Despite Trump’s denunciation of violence following the mayhem inflicted by his followers when they invaded Congress, fears of unrest are high.
Armed National Guards deployed across the capital, and downtown Washington streets were blocked to traffic.
In the Capitol building, guards in military fatigues and carrying assault rifles assembled, some of them grabbing naps early Wednesday under the ornate statues and historical paintings.
Pelosi also announced fines of up to $10,000 for lawmakers who refuse to go through newly installed metal detectors after several Republican lawmakers pushed past police even after setting them off.
“It is tragic that this step is necessary, but the Chamber of the People’s House must and will be safe,” she said.
Speech to mob
Trump survived a first impeachment almost a year ago when the Republican-controlled Senate acquitted him of abusing his office to try and get dirt on Biden’s family before the election.
This time, his downfall was triggered by a speech he delivered to a crowd on the National Mall on January 6, telling them that Biden had stolen the presidential election and that they needed to march on Congress and show “strength.”
The mob then stormed into the Capitol, fatally wounded one police officer, wrecked furniture and forced terrified lawmakers to hide, interrupting a ceremony to put the legal stamp on Biden’s victory.
One protester was shot dead, and three other people died of “medical emergencies,” bringing the toll to five.
Pelosi told the chamber before the vote that Trump “must go.”
“He is a clear and present danger to the nation that we all love,” she said.
The top Republican in the House, Minority Leader Kevin McCarthy, said that while Trump deserves censure, hurriedly impeaching will “further divide this nation.”
McConnell open to impeachment
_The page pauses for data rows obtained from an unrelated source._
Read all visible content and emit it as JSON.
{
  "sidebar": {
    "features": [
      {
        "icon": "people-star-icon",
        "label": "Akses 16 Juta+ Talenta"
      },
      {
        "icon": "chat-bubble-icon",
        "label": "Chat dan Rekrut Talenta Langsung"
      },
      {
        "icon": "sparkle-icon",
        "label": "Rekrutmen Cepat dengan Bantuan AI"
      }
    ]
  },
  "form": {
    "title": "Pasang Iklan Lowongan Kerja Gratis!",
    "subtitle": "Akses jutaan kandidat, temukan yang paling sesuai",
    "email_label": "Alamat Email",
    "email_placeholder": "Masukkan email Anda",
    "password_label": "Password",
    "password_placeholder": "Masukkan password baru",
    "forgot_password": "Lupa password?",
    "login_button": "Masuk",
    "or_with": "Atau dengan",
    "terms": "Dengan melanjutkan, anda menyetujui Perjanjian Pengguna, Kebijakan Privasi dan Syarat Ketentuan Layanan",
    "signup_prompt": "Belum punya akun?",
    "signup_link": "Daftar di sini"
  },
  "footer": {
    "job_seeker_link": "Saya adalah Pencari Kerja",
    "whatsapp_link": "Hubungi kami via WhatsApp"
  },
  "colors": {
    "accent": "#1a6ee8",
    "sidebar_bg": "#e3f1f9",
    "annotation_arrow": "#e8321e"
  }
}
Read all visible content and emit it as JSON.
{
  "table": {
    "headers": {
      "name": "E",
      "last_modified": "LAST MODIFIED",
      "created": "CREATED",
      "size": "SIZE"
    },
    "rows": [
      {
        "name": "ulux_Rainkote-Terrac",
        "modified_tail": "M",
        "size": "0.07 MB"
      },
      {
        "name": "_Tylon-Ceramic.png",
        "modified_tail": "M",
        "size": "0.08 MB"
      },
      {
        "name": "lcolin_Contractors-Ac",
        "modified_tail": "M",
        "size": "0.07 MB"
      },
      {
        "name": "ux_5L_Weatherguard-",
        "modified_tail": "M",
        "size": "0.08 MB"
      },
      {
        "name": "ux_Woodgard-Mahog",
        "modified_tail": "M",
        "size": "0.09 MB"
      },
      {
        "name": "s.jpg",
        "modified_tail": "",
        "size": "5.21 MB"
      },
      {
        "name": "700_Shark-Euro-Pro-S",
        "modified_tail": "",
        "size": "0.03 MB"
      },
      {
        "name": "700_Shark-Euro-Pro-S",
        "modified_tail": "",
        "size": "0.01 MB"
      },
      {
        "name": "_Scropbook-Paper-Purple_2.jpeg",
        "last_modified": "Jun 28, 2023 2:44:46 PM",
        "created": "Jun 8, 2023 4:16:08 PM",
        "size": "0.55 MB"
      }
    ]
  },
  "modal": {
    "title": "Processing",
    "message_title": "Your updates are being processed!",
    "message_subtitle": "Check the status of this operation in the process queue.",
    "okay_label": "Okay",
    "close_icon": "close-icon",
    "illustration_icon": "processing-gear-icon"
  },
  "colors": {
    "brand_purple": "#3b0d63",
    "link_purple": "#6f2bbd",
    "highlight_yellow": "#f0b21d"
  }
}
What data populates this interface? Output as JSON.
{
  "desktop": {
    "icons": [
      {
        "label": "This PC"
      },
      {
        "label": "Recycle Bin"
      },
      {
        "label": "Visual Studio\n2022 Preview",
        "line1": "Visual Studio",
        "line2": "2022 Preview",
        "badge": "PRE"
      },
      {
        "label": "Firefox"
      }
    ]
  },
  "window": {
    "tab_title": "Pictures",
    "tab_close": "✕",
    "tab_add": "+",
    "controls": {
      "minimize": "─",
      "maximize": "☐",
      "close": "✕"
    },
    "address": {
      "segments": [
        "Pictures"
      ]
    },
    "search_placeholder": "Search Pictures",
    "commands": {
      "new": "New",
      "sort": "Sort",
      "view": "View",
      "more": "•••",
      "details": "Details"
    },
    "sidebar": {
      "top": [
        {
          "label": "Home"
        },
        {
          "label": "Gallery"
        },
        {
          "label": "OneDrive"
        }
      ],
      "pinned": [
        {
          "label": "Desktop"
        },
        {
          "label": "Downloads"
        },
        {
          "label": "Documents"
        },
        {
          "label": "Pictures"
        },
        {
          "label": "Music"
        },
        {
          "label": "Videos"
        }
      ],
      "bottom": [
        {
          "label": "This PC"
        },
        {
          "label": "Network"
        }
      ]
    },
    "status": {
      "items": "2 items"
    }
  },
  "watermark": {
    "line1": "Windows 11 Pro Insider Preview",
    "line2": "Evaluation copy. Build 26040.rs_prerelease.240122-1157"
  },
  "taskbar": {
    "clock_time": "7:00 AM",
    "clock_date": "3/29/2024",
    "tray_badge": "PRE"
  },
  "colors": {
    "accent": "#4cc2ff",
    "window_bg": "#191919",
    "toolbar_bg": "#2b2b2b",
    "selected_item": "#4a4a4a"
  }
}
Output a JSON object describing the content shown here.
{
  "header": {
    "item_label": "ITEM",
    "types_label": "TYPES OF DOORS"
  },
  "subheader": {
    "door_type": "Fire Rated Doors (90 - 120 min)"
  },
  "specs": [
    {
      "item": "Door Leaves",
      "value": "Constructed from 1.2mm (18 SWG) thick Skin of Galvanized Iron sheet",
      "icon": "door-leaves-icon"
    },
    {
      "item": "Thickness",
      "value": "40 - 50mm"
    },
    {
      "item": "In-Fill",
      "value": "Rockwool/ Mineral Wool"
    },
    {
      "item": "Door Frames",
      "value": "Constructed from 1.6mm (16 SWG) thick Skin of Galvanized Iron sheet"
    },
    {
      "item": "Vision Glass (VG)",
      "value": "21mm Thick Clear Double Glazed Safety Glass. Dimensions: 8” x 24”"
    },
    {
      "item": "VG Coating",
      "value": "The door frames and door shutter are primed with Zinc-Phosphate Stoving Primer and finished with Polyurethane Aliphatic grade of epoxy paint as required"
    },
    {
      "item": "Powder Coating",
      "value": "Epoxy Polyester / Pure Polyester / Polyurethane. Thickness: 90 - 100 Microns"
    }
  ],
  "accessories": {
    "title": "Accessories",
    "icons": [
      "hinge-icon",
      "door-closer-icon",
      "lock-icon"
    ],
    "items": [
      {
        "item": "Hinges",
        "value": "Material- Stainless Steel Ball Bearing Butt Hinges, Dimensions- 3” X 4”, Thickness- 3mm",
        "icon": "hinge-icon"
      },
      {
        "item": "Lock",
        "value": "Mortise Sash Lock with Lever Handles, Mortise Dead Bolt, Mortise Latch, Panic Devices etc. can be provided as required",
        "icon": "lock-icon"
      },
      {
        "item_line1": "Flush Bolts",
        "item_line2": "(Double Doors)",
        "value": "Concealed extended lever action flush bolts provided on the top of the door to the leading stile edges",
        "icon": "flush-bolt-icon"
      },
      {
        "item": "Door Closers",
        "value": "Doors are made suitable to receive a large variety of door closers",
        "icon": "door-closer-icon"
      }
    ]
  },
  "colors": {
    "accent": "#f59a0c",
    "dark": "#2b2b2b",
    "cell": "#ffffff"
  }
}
Trump, who has been stripped of his accounts by Twitter and Facebook and finds himself increasingly ostracized in the business world, is struggling to impose his message — let alone any kind of resistance.
His refusal to accept any responsibility for the horrifying scenes on January 6 has infuriated allies and opponents alike.
The main question now is to what extent former Republican allies in the Senate will turn on their party’s figurehead once the Democrats take over control of the chamber.
Current Senate leader, Republican Mitch McConnell, says he will not call for an impeachment trial before Trump’s January 20 exit.
However, he said he is open to the possibility of voting to convict Trump in a later trial after Biden becomes president.
“I have not made a final decision on how I will vote and I intend to listen to the legal arguments when they are presented to the Senate,” McConnell said.
The New York Times reported Tuesday that McConnell is signaling privately that he believes Trump did commit impeachable offenses.
This presents a potentially fatal shift in the ground under Trump’s feet, because it could lead other Republican senators to join in convicting him.